The American Chamber of Commerce to the EU said US investment in the UK is more than double the combined US investment in South America, the Middle East and Africa ($244 billion).
But it said in a report published on Wednesday: "Many US companies have invested in the UK, however, to gain access to the much bigger EU single market.
"A future UK-EU trade arrangement is unlikely to simply replicate UK access to the single market. The terms are likely to be less advantageous," the group, which represents US business interests in the EU, said.
Membership of the EU's single market gives free trade access to an economic area of more than 500 million people, but it is dependent on the principle of freedom of movement, which allows EU citizens to move around the 28-nation bloc and, as a result, goods and services to move freely.
US businesses have used the UK as a springboard into the larger EU market to sell services such as finance – an arrangement that is under threat from Brexit. US investment bank JPMorgan, for example, employs 16,000 people in Britain. CEO Jamie Dimon has warned that Brexit will result in jobs moving to the continent.
British Prime Minister Theresa May has signalled she will reject freedom of movement and the EU has been clear that this will mean also giving up access to the Single Market.
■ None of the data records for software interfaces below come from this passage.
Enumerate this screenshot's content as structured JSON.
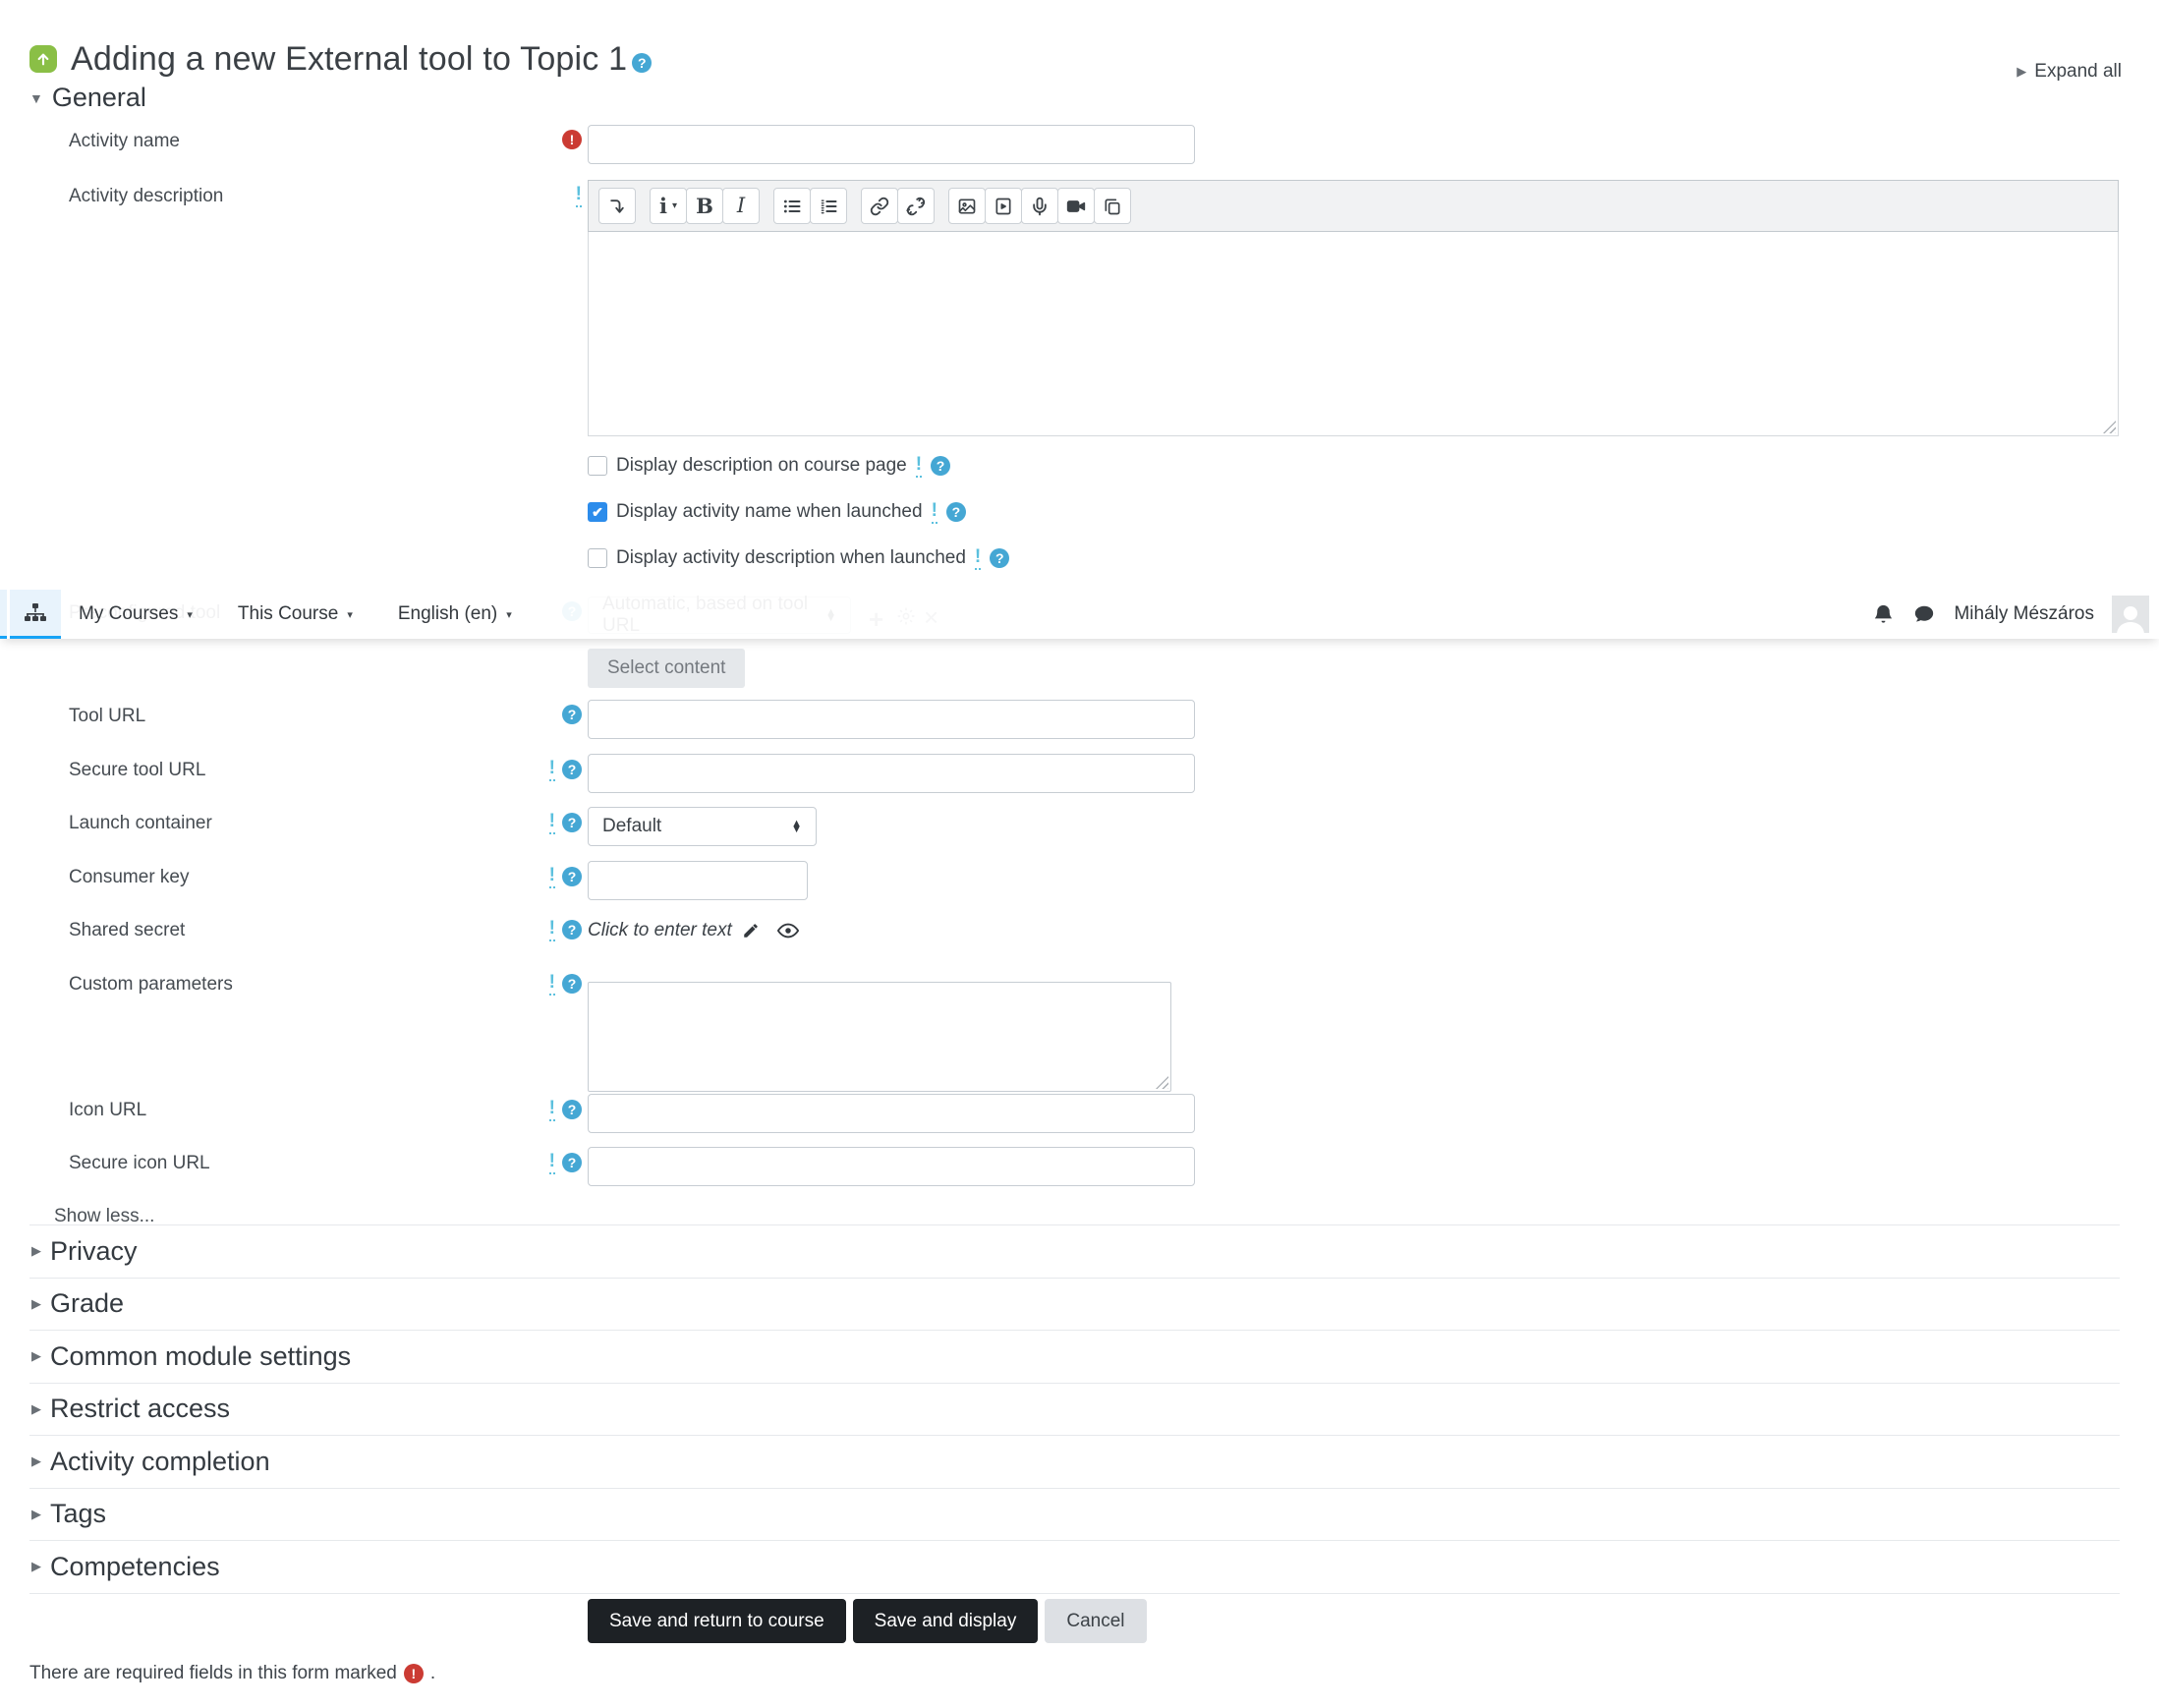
{
  "colors": {
    "accent_blue": "#17a3f6",
    "help_blue": "#45a7d4",
    "info_blue": "#5bc0de",
    "required_red": "#cb3b33",
    "checkbox_blue": "#2c8ceb",
    "button_dark": "#1d2125",
    "lti_green": "#8abf46"
  },
  "icons": {
    "help": "?",
    "required": "!",
    "info": "!",
    "caret": "▾",
    "tri_right": "▶",
    "tri_down": "▼",
    "bold": "B",
    "italic": "I",
    "style": "i",
    "plus": "+",
    "cross": "×"
  },
  "header": {
    "title": "Adding a new External tool to Topic 1",
    "expand_all": "Expand all"
  },
  "navbar": {
    "menus": [
      {
        "label": "My Courses"
      },
      {
        "label": "This Course"
      },
      {
        "label": "English (en)"
      }
    ],
    "user_name": "Mihály Mészáros"
  },
  "general": {
    "heading": "General",
    "activity_name_label": "Activity name",
    "activity_description_label": "Activity description",
    "checkboxes": [
      {
        "label": "Display description on course page",
        "checked": false
      },
      {
        "label": "Display activity name when launched",
        "checked": true
      },
      {
        "label": "Display activity description when launched",
        "checked": false
      }
    ],
    "preconfigured": {
      "label": "Preconfigured tool",
      "value": "Automatic, based on tool URL"
    },
    "select_content": "Select content",
    "fields": {
      "tool_url": {
        "label": "Tool URL"
      },
      "secure_tool_url": {
        "label": "Secure tool URL"
      },
      "launch_container": {
        "label": "Launch container",
        "value": "Default"
      },
      "consumer_key": {
        "label": "Consumer key"
      },
      "shared_secret": {
        "label": "Shared secret",
        "value": "Click to enter text"
      },
      "custom_parameters": {
        "label": "Custom parameters"
      },
      "icon_url": {
        "label": "Icon URL"
      },
      "secure_icon_url": {
        "label": "Secure icon URL"
      }
    },
    "show_less": "Show less..."
  },
  "editor": {
    "buttons": [
      "toolbar-toggle",
      "text-style",
      "bold",
      "italic",
      "unordered-list",
      "ordered-list",
      "link",
      "unlink",
      "insert-image",
      "insert-media",
      "record-audio",
      "record-video",
      "manage-files"
    ]
  },
  "sections": [
    {
      "label": "Privacy"
    },
    {
      "label": "Grade"
    },
    {
      "label": "Common module settings"
    },
    {
      "label": "Restrict access"
    },
    {
      "label": "Activity completion"
    },
    {
      "label": "Tags"
    },
    {
      "label": "Competencies"
    }
  ],
  "actions": {
    "save_return": "Save and return to course",
    "save_display": "Save and display",
    "cancel": "Cancel"
  },
  "footer": {
    "required_note": "There are required fields in this form marked",
    "period": "."
  }
}
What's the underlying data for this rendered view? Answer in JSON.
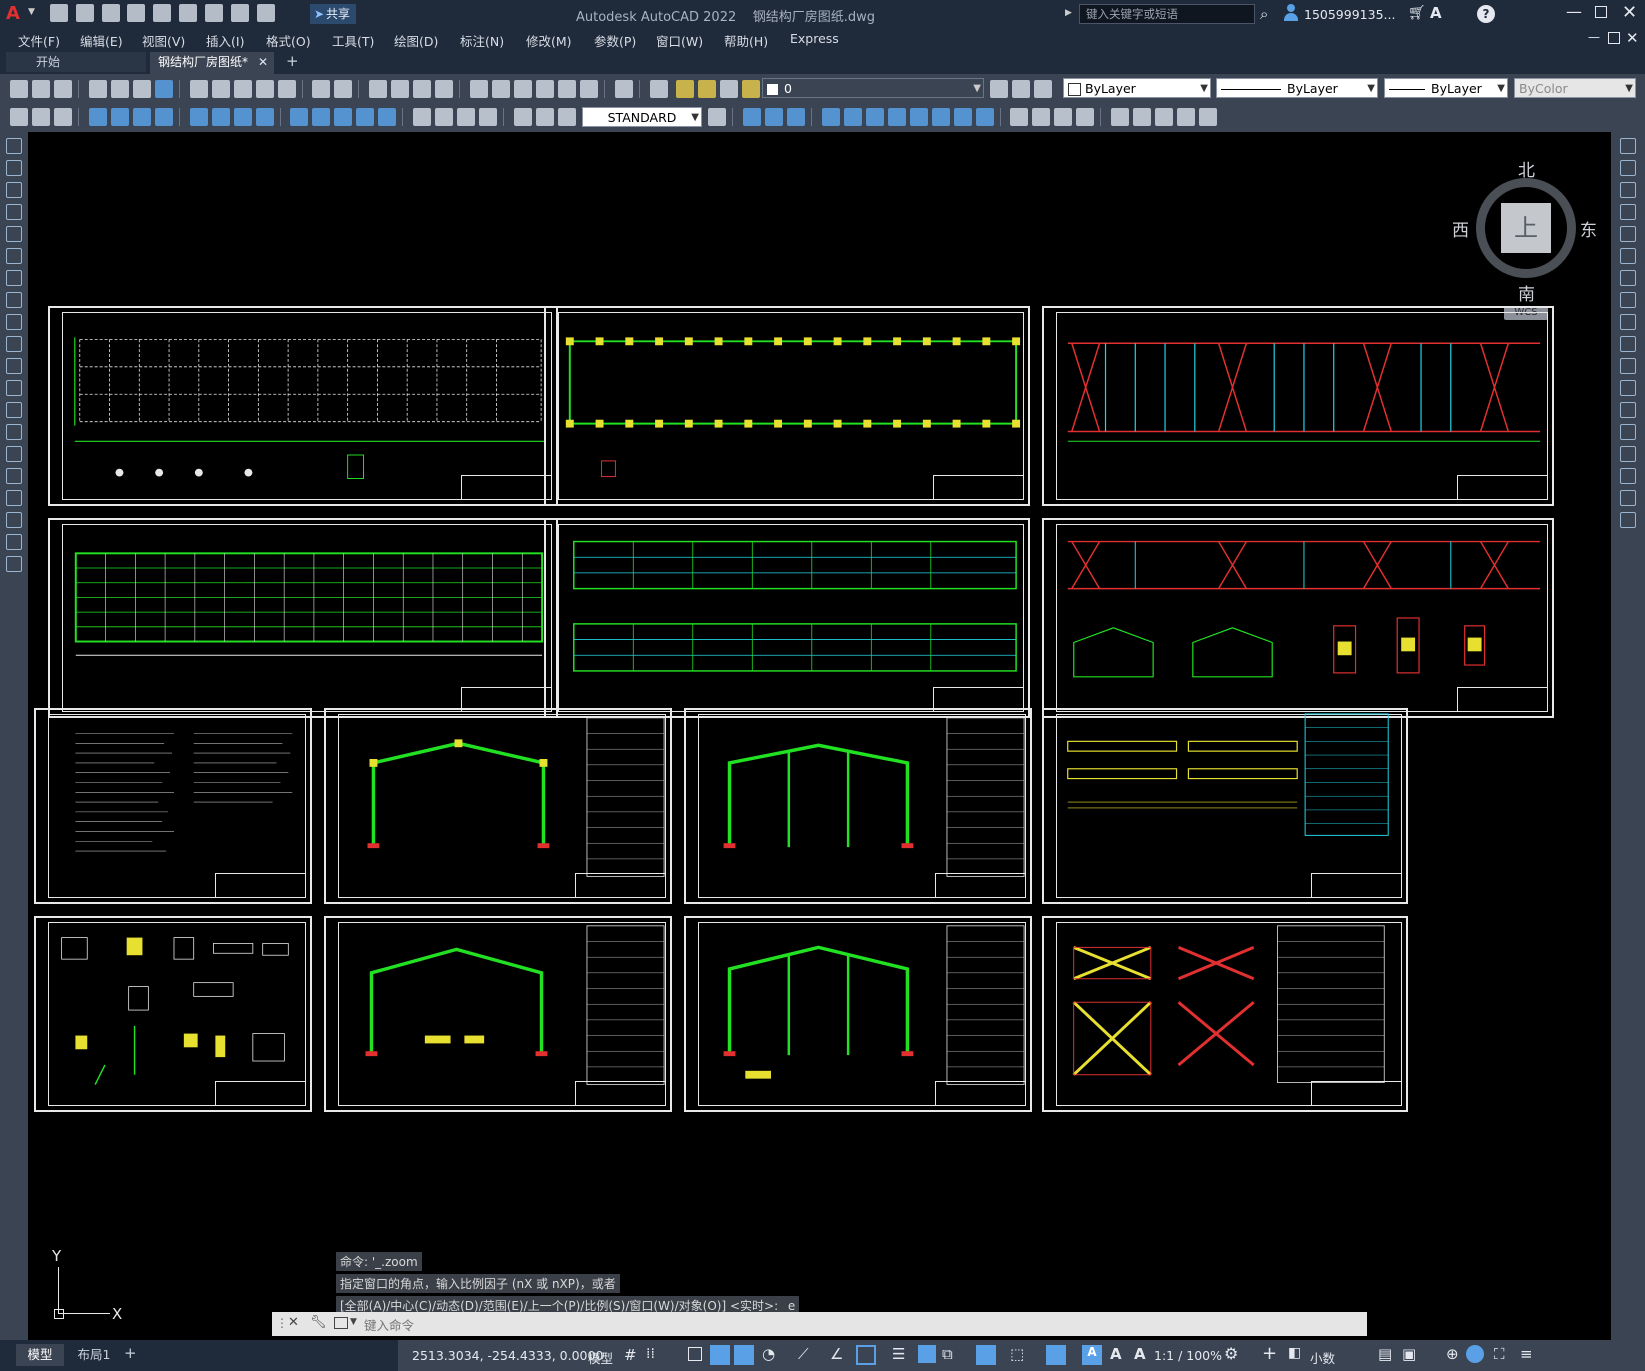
{
  "app": {
    "title": "Autodesk AutoCAD 2022",
    "filename": "钢结构厂房图纸.dwg",
    "logo": "A",
    "share_label": "共享"
  },
  "search": {
    "placeholder": "键入关键字或短语"
  },
  "user": {
    "name": "1505999135..."
  },
  "menu": [
    "文件(F)",
    "编辑(E)",
    "视图(V)",
    "插入(I)",
    "格式(O)",
    "工具(T)",
    "绘图(D)",
    "标注(N)",
    "修改(M)",
    "参数(P)",
    "窗口(W)",
    "帮助(H)",
    "Express"
  ],
  "tabs": [
    {
      "label": "开始"
    },
    {
      "label": "钢结构厂房图纸*"
    }
  ],
  "toolbar": {
    "layer": "0",
    "text_style": "STANDARD",
    "color": "ByLayer",
    "linetype": "ByLayer",
    "lineweight": "ByLayer",
    "plotstyle": "ByColor"
  },
  "viewcube": {
    "north": "北",
    "south": "南",
    "east": "东",
    "west": "西",
    "top": "上",
    "wcs": "WCS"
  },
  "ucs": {
    "x": "X",
    "y": "Y"
  },
  "command": {
    "history": [
      "命令: '_.zoom",
      "指定窗口的角点，输入比例因子 (nX 或 nXP)，或者",
      "[全部(A)/中心(C)/动态(D)/范围(E)/上一个(P)/比例(S)/窗口(W)/对象(O)] <实时>: _e"
    ],
    "placeholder": "键入命令"
  },
  "layout_tabs": [
    "模型",
    "布局1"
  ],
  "status": {
    "coords": "2513.3034, -254.4333, 0.0000",
    "model": "模型",
    "scale": "1:1 / 100%",
    "units": "小数"
  },
  "colors": {
    "chrome_dark": "#1f2a3a",
    "toolbar": "#3b4453",
    "canvas": "#000000",
    "green": "#22e022",
    "red": "#e23030",
    "cyan": "#23d6e6",
    "yellow": "#e8e030",
    "white": "#e8e8e8"
  }
}
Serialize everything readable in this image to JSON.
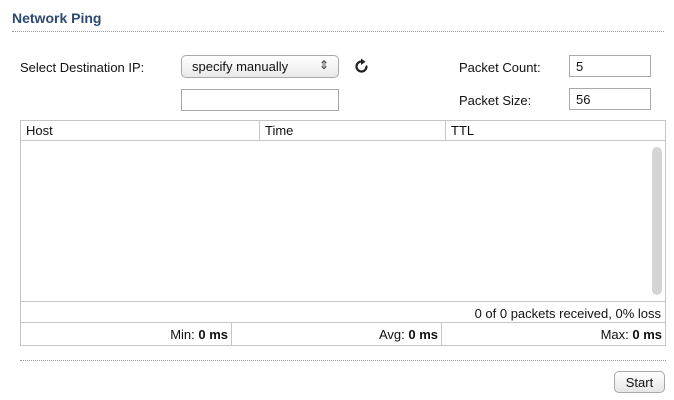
{
  "panel": {
    "title": "Network Ping"
  },
  "form": {
    "destination_label": "Select Destination IP:",
    "destination_selected": "specify manually",
    "destination_arrows": "⇕",
    "manual_ip_value": "",
    "packet_count_label": "Packet Count:",
    "packet_count_value": "5",
    "packet_size_label": "Packet Size:",
    "packet_size_value": "56",
    "refresh_icon": "refresh-icon"
  },
  "results_table": {
    "columns": [
      "Host",
      "Time",
      "TTL"
    ],
    "rows": [],
    "summary": "0 of 0 packets received, 0% loss",
    "min_label": "Min:",
    "min_value": "0 ms",
    "avg_label": "Avg:",
    "avg_value": "0 ms",
    "max_label": "Max:",
    "max_value": "0 ms"
  },
  "actions": {
    "start_label": "Start"
  },
  "colors": {
    "title": "#2e4a72",
    "border": "#c6c6c6",
    "scrollbar": "#d4d4d4"
  }
}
May is set to trigger Article 50 of the Lisbon Treaty and enter talks with EU leaders over the terms of Britain's departure this month.
US businesses concentrate their European investment in five countries, which, in the first nine months of 2016, accounted for nearly 95% of total $162 billion direct investment flows from the US to Europe.
"The five nations in ranked order: the Netherlands, attracting $42.1 billion and 26.0% of total flows to Europe; the UK ($35.1 billion and 21.6% of the total); Ireland ($31.3 billion and 19.3%), Luxembourg ($29.7 billion and 18.3%); and Switzerland ($15.6 billion and 9.6%)," the report said.
- A simple prisoner's dilemma chart explains everything that could happen to the pound once Brexit negotiations begin
- The pound is diving after parliament paved the way for Brexit to formally begin
- British firms are 'seriously concerned' about crippling tariffs and border delays after Brexit